* _HOW TO COMPLETE THIS TASK_
Using the listing below, report all lines holding the word "haogeoyes".

+--

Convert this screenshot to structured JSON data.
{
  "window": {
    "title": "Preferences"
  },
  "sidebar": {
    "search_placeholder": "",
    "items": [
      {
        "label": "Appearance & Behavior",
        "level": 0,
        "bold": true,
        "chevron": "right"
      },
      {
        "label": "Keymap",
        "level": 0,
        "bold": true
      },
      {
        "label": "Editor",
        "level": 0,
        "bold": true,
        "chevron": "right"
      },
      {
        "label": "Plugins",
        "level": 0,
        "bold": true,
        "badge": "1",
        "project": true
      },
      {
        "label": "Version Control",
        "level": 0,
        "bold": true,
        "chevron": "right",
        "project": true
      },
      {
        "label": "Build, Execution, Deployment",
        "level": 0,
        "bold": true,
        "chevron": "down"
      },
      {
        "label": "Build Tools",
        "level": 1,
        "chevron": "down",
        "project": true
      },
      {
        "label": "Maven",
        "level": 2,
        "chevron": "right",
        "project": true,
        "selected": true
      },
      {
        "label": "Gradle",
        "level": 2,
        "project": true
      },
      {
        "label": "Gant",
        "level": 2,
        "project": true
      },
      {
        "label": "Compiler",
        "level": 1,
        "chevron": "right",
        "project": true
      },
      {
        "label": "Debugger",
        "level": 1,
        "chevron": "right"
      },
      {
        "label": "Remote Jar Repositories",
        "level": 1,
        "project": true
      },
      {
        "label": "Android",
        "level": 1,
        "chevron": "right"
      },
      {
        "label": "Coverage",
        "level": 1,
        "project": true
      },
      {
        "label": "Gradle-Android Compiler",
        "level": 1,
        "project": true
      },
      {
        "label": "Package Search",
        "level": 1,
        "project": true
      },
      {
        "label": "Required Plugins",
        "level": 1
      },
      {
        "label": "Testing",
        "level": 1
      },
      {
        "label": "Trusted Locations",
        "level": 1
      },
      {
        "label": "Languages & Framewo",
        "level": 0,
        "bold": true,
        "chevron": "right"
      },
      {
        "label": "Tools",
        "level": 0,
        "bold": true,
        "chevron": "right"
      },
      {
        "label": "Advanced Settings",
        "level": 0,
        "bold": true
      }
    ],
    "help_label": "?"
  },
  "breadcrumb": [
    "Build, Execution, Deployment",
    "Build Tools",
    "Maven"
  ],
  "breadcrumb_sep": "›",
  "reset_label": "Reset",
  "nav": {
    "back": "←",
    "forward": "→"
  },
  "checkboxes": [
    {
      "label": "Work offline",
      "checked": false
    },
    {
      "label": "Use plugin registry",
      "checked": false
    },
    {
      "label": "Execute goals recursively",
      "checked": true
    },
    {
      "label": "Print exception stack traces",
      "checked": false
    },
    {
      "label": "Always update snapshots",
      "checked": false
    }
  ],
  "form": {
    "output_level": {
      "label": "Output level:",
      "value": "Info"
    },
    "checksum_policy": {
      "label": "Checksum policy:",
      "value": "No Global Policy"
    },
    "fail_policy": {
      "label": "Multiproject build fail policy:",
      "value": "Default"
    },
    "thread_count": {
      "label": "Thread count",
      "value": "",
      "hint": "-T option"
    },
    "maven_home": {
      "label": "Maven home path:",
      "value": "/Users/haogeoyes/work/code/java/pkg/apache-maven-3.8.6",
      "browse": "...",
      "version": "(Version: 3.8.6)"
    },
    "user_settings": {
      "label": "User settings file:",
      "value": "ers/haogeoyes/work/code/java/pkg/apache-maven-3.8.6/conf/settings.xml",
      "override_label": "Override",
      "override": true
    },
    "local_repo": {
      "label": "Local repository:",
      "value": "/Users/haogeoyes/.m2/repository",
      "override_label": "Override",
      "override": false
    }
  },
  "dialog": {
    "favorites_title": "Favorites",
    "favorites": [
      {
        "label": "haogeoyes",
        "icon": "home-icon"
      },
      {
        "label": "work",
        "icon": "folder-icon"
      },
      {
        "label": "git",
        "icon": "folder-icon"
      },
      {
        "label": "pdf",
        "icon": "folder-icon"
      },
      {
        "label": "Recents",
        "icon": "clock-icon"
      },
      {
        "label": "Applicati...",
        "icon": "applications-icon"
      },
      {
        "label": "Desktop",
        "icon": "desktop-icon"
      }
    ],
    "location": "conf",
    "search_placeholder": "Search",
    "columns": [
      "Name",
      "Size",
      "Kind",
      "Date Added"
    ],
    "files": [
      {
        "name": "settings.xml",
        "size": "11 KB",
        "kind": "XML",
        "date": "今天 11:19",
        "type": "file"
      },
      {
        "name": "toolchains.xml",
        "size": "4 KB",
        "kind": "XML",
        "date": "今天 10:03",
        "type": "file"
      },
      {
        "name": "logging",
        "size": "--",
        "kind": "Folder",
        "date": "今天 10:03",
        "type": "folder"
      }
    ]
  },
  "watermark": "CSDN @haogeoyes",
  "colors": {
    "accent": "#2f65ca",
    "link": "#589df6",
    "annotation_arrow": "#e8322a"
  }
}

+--

* _EXERCISE RESULT_
      "value": "/Users/haogeoyes/work/code/java/pkg/apache-maven-3.8.6",
      "value": "ers/haogeoyes/work/code/java/pkg/apache-maven-3.8.6/conf/settings.xml",
      "value": "/Users/haogeoyes/.m2/repository",
        "label": "haogeoyes",
  "watermark": "CSDN @haogeoyes",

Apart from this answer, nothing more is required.